Our team of analysts wrote down every single word Buffett and Munger uttered. Over 16,000 words. But only two words stood out to me as I read the detailed transcript of the event: "Real threat."

That's how Buffett responded when asked about this emerging market that is already expected to be worth more than $2 trillion in the U.S. alone. Google has already put some of its best engineers behind the technology powering this trend. 

The amazing thing is, while Buffett may be nervous, the rest of us can invest in this new industry BEFORE the old money realizes what hit them.

KPMG advises we're "on the cusp of revolutionary change" coming much "sooner than you think."

Even one legendary MIT professor had to recant his position that the technology was "beyond the capability of computer science." (He recently confessed to The Wall Street Journal that he's now a believer and amazed "how quickly this technology caught on.")

Yet according to one J.D. Power and Associates survey, only 1 in 5 Americans are even interested in this technology, much less ready to invest in it. Needless to say, you haven't missed your window of opportunity. 

Think about how many amazing technologies you've watched soar to new heights while you kick yourself thinking, "I knew about that technology before everyone was talking about it, but I just sat on my hands." 

Don't let that happen again.
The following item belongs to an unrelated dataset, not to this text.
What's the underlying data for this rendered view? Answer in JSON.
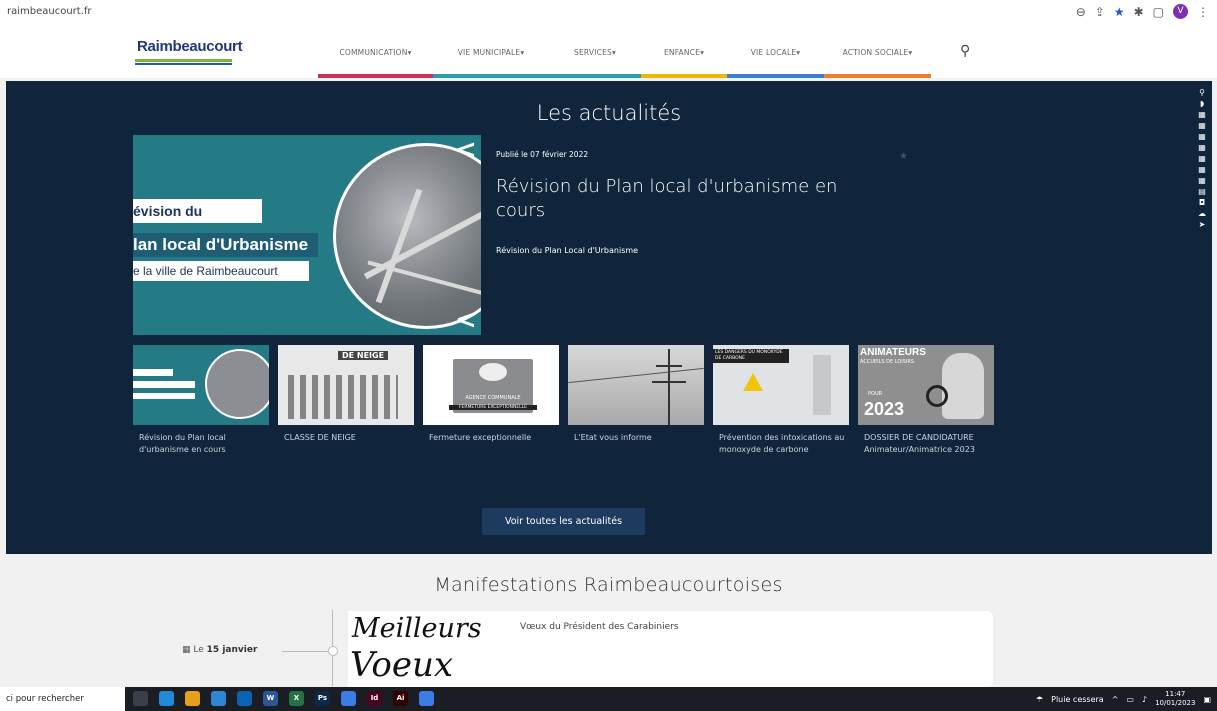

This time, it should be your family telling you, "I can't believe you knew about and invested in that technology so early on."

That's why I hope you take just a few minutes to access the exclusive research our team of analysts has put together on this industry and the one stock positioned to capitalize on this major shift.

Click here to learn about this incredible technology before Buffett stops being scared and starts buying!

David Hanson owns shares of Berkshire Hathaway and American Express. The Motley Fool recommends and owns shares of Berkshire Hathaway, Google, and Coca-Cola.We Fools don't all hold the same opinions, but we all believe that considering a diverse range of insights makes us better investors. The Motley Fool has a disclosure policy.

©1995-2014 The Motley Fool. All rights reserved. | Privacy/Legal Information